At four and a half, Sunshine is deep into the tattling phase. While I should be pleased (and am) that she is moving beyond her stop-and-wail-when-things-don't-go-her-way phase, the tattling phase presents it's own challenges. Helping my daughter understand that there is an appropriate time for telling important information, and times to ask for help handling a situation, but learning to discern that from tattling is going to be a challenge to be sure. She so loves the tattling.
I realized over the weekend that perhaps this is a good thing overall. The boys could use a little refresher course in what it means to tattle versus tell (or ask for help). Heck, I could, too. It all started with wanting to get some extra sleep.
What's the difference anyway?

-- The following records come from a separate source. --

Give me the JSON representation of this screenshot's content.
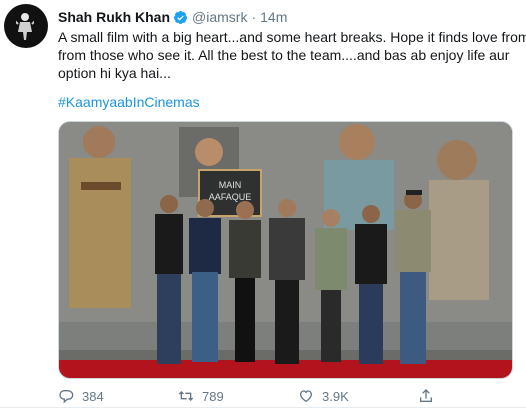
{
  "tweet": {
    "author_name": "Shah Rukh Khan",
    "author_handle": "@iamsrk",
    "separator": "·",
    "timestamp": "14m",
    "verified_icon": "verified-badge-icon",
    "text_lines": [
      "A small film with a big heart...and some heart breaks. Hope it finds love from",
      "from those who see it. All the best to the team....and bas ab enjoy life aur",
      "option hi kya hai..."
    ],
    "hashtag": "#KaamyaabInCinemas",
    "media": {
      "board_line1": "MAIN",
      "board_line2": "AAFAQUE"
    }
  },
  "actions": {
    "reply_count": "384",
    "retweet_count": "789",
    "like_count": "3.9K",
    "icons": [
      "reply-icon",
      "retweet-icon",
      "like-icon",
      "share-icon"
    ]
  },
  "colors": {
    "link": "#1b95e0",
    "muted": "#657786",
    "verified": "#1da1f2",
    "carpet": "#b3131c"
  }
}
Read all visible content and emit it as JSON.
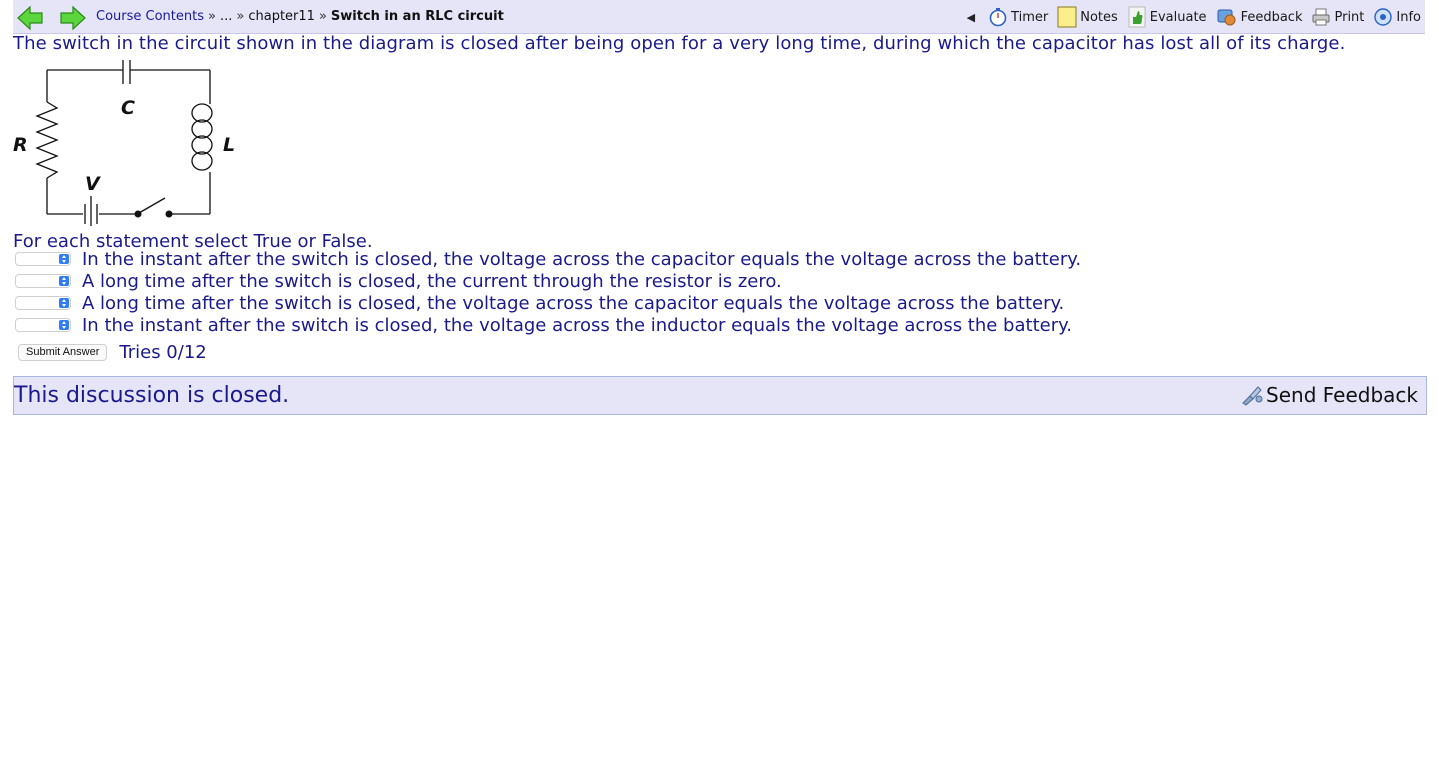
{
  "breadcrumb": {
    "course_contents": "Course Contents",
    "sep1": "»",
    "ellipsis": "...",
    "sep2": "»",
    "chapter": "chapter11",
    "sep3": "»",
    "current": "Switch in an RLC circuit"
  },
  "tools": {
    "collapse": "◀",
    "timer": "Timer",
    "notes": "Notes",
    "evaluate": "Evaluate",
    "feedback": "Feedback",
    "print": "Print",
    "info": "Info"
  },
  "problem": {
    "intro": "The switch in the circuit shown in the diagram is closed after being open for a very long time, during which the capacitor has lost all of its charge.",
    "diagram_labels": {
      "c": "C",
      "r": "R",
      "l": "L",
      "v": "V"
    },
    "instructions": "For each statement select True or False.",
    "statements": [
      {
        "text": "In the instant after the switch is closed, the voltage across the capacitor equals the voltage across the battery.",
        "selected": ""
      },
      {
        "text": "A long time after the switch is closed, the current through the resistor is zero.",
        "selected": ""
      },
      {
        "text": "A long time after the switch is closed, the voltage across the capacitor equals the voltage across the battery.",
        "selected": ""
      },
      {
        "text": "In the instant after the switch is closed, the voltage across the inductor equals the voltage across the battery.",
        "selected": ""
      }
    ],
    "submit_label": "Submit Answer",
    "tries": "Tries 0/12"
  },
  "discussion": {
    "closed_text": "This discussion is closed.",
    "send_feedback": "Send Feedback"
  },
  "colors": {
    "bar_background": "#e6e4f7",
    "text_blue": "#1a1a8c",
    "select_accent": "#2f7cf6",
    "nav_arrow_green": "#5bd63c"
  }
}
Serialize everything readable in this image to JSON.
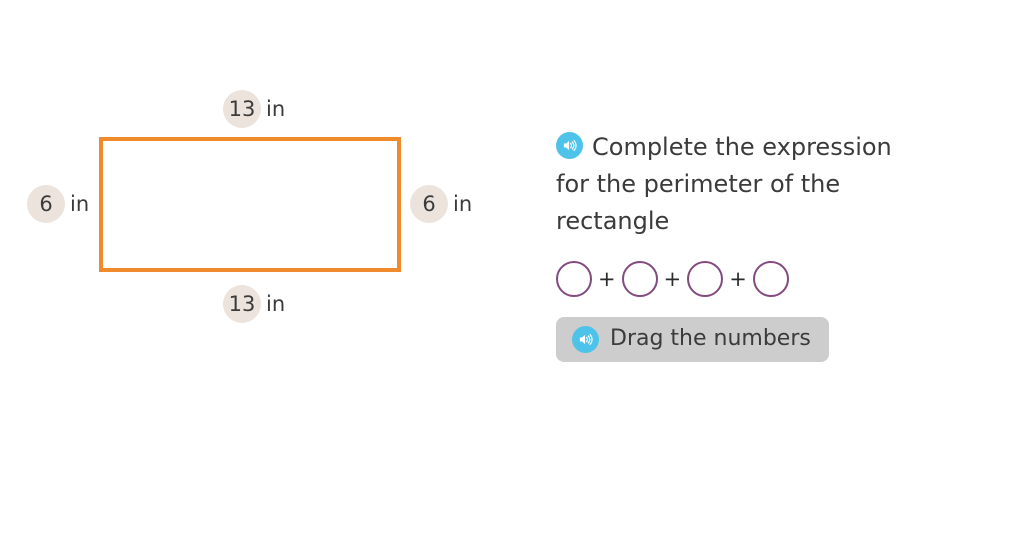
{
  "figure": {
    "shape": "rectangle",
    "outline_color": "#ef8b2c",
    "labels": {
      "top": {
        "value": "13",
        "unit": "in"
      },
      "bottom": {
        "value": "13",
        "unit": "in"
      },
      "left": {
        "value": "6",
        "unit": "in"
      },
      "right": {
        "value": "6",
        "unit": "in"
      }
    }
  },
  "question": {
    "audio_icon": "speaker-icon",
    "prompt": "Complete the expression for the perimeter of the rectangle",
    "expression": {
      "blank_count": 4,
      "blank_value": "",
      "operators": [
        "+",
        "+",
        "+"
      ],
      "blank_outline_color": "#834a7f"
    },
    "drag_button": {
      "label": "Drag the numbers",
      "audio_icon": "speaker-icon",
      "background": "#cdcdcd"
    }
  },
  "theme": {
    "background": "#ffffff",
    "text_color": "#3b3b3b",
    "badge_color": "#ece3dc",
    "audio_accent": "#4ec3e9"
  }
}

Over the weekend, the kids were up before me. My husband was at work. I really wanted to doze. Sunshine really wanted breakfast. After asking her to ask her brothers for help - and her brothers refusing because they were absorbed in a computer game - Sunshine promptly came up to tell me. But did she tattle or did she tell? And what is the difference anyway?
A simple way to decide whether it's tattling or telling is to ask whether the intent was to get someone in trouble and/or to get one up on the tattle-ee. Telling is about safety and times when real help is needed. It can be more nuanced than that, it's true, but those are the basics.
Asking for help and working as a team
After concluding that Sunshine had elements of both in her actions, I talked to the kids about tattling versus telling, about helping versus hurting, and about how we as a family are a team. Sunshine needed help getting breakfast - but she did intend to get her brothers in trouble, too. She could have asked for help (again) from me rather than point the finger at the brothers first. The boys could have argued that it was my responsibility to get her (and them) fed, but I could have argued back that a pause in the game to get some cereal for their sister would have been a nice thing to do. Not to mention what they would have wanted someone to do for them.
We talked about the ways in which the boys have been tattling on one another a fair bit lately - and that I haven't been calling them on it. I need to change that - and recognize that they are getting better of tattling in subtler ways. Although perhaps what one is tattling on the other is information I'd like to know, I need to discourage the tattling aspect and figure out ways to get that information in a more appropriate manner.
We talked about the appropriate times to tell, and how to ask for help in a situation they are having trouble handling - and one in which they might be tempted to tattle. I have to remember when they come to me asking for help that I give them tools for managing such a situation, and don't just jump in and do it for them. When appropriate, anyway.
I'm under no delusions that this is going to be resolved right away. There will be tattling and there will be telling. And there likely will be no extra rest for me.